Retype exactly, and only, the lines from the one that contains "Decode this image" through the final line of the entries.

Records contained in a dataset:
#####
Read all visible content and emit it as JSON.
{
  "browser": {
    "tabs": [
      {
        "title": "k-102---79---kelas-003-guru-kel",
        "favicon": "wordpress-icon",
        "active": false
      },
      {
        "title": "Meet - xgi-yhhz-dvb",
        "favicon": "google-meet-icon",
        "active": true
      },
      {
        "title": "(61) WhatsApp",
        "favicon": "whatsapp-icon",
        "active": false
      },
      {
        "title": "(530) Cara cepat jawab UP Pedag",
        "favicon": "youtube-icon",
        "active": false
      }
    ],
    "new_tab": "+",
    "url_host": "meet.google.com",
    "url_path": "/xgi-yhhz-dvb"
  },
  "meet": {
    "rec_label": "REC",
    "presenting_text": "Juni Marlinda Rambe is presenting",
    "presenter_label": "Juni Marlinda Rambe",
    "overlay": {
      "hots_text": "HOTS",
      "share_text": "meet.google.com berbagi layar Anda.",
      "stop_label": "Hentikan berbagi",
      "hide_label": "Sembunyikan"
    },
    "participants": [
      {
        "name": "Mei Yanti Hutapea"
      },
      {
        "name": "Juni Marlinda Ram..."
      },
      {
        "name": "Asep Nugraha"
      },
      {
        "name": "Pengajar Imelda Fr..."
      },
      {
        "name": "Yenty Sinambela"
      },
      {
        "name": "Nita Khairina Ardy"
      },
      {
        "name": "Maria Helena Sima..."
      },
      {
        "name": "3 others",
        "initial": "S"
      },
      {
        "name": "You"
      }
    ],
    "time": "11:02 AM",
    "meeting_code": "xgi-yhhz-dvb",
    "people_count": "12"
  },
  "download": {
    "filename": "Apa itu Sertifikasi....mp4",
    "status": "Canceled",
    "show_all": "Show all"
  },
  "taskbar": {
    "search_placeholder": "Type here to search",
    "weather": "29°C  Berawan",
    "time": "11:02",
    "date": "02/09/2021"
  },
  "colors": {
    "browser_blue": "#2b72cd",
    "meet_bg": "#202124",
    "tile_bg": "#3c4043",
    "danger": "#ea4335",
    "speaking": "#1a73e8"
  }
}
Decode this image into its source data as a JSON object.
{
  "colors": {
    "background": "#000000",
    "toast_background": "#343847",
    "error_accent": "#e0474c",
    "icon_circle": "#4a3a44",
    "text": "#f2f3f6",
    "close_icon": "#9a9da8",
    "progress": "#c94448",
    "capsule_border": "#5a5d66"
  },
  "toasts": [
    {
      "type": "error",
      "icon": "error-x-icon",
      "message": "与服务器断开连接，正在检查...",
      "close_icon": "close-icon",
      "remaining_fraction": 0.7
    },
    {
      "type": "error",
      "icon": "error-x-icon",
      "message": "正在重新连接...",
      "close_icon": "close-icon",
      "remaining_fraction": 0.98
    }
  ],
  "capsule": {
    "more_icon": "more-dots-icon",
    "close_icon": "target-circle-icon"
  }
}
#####
Solution below:
Decode this image into its source data as a JSON object.
{
  "colors": {
    "background": "#000000",
    "toast_background": "#343847",
    "error_accent": "#e0474c",
    "icon_circle": "#4a3a44",
    "text": "#f2f3f6",
    "close_icon": "#9a9da8",
    "progress": "#c94448",
    "capsule_border": "#5a5d66"
  },
  "toasts": [
    {
      "type": "error",
      "icon": "error-x-icon",
      "message": "与服务器断开连接，正在检查...",
      "close_icon": "close-icon",
      "remaining_fraction": 0.7
    },
    {
      "type": "error",
      "icon": "error-x-icon",
      "message": "正在重新连接...",
      "close_icon": "close-icon",
      "remaining_fraction": 0.98
    }
  ],
  "capsule": {
    "more_icon": "more-dots-icon",
    "close_icon": "target-circle-icon"
  }
}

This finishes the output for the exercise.